*** Opening Provided information ***
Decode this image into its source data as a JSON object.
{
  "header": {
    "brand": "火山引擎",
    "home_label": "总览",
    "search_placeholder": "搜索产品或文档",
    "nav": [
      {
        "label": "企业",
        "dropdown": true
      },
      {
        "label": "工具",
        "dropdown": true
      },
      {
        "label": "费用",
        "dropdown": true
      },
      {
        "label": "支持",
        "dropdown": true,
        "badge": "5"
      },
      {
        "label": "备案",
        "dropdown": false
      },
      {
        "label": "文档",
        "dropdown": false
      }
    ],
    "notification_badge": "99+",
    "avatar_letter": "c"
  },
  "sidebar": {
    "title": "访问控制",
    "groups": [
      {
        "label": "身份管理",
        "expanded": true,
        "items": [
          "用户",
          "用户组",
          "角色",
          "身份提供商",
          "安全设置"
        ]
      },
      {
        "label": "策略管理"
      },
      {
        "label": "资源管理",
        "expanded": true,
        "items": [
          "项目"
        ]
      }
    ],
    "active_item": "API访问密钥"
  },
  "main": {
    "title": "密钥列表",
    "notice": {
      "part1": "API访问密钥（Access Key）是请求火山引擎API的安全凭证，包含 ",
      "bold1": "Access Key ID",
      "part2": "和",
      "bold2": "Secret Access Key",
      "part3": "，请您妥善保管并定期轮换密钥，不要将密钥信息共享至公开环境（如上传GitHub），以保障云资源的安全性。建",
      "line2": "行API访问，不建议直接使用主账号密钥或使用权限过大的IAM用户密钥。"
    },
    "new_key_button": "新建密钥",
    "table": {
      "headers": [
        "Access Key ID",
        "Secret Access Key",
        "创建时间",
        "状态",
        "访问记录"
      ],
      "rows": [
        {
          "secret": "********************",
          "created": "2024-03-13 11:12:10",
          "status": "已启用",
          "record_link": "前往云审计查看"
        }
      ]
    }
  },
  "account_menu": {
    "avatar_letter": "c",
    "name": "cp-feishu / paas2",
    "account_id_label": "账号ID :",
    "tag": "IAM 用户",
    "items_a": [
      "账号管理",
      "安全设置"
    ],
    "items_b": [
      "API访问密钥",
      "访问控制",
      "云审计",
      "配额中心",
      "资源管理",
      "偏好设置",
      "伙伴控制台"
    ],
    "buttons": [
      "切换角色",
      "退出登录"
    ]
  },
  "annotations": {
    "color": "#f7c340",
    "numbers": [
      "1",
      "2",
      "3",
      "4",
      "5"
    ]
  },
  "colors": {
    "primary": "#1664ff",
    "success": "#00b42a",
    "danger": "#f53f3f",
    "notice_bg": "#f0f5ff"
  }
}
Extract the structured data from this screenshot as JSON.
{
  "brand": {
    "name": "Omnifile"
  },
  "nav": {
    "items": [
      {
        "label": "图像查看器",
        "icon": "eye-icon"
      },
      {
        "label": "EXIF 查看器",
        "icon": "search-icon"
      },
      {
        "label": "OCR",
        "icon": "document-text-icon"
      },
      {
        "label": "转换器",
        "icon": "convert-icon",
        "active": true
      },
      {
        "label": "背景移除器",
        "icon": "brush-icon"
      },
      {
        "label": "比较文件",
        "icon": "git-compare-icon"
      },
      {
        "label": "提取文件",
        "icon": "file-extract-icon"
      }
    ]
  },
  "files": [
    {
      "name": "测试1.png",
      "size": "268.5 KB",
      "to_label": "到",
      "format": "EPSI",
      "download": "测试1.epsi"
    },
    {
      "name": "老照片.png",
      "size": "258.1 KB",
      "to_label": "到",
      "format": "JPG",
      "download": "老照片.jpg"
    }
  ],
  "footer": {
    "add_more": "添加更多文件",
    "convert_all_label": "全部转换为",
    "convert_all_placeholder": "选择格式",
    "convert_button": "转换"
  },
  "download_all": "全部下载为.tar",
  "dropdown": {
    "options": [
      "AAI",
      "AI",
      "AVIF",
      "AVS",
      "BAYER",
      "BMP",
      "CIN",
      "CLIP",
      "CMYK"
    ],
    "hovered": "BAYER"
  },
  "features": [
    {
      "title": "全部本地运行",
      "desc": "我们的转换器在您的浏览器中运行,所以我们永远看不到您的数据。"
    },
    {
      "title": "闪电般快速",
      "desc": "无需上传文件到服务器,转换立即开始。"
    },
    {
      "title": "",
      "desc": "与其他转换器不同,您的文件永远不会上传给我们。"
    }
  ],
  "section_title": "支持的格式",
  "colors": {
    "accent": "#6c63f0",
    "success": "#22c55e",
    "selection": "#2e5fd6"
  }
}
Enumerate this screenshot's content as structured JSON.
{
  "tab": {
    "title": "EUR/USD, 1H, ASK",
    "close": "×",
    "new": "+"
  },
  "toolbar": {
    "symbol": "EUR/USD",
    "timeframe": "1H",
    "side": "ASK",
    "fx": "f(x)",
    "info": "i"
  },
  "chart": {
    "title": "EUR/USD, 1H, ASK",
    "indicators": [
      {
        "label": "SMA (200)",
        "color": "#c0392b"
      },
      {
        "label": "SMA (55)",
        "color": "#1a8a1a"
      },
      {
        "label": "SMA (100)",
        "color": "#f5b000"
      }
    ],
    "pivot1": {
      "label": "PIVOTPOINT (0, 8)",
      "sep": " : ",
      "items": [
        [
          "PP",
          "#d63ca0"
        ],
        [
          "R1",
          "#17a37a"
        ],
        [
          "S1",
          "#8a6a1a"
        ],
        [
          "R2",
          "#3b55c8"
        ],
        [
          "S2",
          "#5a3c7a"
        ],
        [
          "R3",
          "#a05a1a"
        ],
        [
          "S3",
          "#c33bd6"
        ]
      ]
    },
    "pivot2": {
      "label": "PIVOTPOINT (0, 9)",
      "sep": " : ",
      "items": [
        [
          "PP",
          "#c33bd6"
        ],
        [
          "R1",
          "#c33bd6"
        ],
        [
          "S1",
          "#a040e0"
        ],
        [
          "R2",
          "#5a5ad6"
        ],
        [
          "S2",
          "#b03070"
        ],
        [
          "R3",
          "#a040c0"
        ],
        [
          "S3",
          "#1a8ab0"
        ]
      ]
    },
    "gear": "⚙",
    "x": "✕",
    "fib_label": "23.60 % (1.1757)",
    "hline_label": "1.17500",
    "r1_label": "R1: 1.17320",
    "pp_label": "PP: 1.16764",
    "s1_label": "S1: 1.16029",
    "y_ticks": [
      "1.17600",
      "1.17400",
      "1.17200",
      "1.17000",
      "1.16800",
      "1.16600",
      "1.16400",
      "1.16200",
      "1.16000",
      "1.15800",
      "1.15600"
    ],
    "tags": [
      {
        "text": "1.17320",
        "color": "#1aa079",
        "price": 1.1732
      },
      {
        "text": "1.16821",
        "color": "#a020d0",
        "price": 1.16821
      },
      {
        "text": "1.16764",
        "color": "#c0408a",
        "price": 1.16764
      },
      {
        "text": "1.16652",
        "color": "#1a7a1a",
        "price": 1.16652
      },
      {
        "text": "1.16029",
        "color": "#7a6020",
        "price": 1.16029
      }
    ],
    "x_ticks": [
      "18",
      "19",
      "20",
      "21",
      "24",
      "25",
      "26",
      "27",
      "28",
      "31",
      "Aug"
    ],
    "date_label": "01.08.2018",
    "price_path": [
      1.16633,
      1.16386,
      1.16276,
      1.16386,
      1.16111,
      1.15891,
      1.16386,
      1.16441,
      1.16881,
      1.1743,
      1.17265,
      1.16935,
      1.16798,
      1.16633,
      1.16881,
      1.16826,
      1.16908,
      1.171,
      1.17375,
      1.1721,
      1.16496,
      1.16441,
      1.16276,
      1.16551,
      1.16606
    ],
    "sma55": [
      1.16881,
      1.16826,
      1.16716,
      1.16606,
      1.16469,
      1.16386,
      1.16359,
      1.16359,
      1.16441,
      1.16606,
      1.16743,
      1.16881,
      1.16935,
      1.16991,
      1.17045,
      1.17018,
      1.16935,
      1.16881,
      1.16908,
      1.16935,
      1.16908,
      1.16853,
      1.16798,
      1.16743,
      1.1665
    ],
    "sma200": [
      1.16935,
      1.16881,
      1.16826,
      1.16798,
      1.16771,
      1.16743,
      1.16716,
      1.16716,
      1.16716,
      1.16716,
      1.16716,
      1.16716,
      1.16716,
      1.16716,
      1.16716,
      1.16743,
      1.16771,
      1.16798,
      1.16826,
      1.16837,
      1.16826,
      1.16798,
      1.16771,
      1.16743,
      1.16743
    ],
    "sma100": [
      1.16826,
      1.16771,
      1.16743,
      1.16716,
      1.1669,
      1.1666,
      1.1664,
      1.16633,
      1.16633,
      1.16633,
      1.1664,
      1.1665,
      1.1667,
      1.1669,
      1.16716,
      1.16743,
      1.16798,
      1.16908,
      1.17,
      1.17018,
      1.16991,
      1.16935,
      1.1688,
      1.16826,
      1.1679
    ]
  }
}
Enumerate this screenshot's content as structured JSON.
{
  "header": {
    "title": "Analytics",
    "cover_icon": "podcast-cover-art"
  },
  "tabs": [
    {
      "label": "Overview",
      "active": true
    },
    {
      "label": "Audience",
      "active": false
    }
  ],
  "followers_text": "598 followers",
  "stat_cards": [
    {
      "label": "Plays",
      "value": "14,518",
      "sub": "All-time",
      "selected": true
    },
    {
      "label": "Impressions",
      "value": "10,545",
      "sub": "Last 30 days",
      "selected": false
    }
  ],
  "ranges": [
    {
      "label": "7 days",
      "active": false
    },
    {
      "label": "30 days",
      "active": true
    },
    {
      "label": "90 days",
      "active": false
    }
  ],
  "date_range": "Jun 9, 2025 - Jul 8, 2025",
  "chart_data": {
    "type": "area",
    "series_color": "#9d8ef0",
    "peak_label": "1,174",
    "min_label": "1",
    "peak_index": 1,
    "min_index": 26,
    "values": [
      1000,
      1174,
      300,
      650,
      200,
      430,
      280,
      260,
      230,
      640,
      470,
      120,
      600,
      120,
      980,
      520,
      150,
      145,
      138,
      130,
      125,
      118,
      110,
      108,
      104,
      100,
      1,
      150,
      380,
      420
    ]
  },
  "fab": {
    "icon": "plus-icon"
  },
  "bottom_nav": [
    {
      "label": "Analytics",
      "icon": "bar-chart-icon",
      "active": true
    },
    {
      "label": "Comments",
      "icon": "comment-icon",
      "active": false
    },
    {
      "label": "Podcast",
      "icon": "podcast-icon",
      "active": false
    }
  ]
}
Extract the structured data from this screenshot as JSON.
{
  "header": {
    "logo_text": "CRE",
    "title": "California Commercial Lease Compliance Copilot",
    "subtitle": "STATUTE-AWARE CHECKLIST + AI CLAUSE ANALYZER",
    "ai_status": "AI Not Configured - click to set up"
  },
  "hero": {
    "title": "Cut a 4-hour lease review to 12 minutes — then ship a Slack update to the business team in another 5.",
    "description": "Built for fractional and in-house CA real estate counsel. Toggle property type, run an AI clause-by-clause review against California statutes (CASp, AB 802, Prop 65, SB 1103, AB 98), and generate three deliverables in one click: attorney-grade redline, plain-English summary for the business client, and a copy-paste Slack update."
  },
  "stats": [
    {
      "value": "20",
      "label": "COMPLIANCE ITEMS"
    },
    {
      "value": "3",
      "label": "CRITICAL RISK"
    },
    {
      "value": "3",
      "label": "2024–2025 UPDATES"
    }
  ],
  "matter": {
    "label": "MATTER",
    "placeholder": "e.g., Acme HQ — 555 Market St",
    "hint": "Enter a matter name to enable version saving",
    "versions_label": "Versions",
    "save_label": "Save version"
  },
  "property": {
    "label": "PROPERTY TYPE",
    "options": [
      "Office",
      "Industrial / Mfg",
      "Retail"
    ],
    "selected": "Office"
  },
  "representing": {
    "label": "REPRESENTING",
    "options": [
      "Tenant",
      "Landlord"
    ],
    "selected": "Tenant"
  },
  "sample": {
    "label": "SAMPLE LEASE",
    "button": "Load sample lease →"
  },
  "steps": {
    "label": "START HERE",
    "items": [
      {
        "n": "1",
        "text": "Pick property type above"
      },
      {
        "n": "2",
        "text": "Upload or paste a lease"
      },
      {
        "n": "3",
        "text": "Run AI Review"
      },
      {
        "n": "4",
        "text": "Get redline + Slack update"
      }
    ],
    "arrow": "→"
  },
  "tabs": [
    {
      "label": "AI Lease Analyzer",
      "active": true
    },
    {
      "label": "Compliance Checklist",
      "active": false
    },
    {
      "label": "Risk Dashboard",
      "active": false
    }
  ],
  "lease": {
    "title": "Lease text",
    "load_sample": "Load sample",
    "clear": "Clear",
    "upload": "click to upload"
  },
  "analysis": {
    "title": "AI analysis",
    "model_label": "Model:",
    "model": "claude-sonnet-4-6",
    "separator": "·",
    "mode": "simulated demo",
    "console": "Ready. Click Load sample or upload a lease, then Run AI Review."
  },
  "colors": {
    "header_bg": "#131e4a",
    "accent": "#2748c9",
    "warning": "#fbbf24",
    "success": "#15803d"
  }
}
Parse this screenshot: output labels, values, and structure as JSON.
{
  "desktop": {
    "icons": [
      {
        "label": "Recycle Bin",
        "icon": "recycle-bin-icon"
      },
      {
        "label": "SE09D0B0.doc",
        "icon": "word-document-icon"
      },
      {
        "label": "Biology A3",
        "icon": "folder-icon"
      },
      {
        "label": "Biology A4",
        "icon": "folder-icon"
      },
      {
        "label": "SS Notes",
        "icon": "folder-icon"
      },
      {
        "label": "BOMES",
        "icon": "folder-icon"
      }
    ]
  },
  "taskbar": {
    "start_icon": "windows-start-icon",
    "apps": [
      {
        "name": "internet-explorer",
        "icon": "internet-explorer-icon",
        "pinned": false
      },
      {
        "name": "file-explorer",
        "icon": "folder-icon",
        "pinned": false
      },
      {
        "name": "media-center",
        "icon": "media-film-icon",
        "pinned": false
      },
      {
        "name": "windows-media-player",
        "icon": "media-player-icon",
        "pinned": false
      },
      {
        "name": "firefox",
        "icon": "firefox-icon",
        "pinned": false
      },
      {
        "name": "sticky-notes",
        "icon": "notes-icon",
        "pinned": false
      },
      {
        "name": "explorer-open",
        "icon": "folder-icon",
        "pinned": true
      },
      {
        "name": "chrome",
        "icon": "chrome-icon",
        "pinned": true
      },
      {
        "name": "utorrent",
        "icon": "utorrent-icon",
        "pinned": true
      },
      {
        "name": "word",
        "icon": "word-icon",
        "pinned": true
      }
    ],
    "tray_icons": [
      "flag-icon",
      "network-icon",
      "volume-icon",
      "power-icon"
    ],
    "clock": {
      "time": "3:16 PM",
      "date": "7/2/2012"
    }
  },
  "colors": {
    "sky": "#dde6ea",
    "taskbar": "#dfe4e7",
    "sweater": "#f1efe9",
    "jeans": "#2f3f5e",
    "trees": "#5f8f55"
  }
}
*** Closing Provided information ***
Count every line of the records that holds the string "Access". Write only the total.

**Problem solution:** 5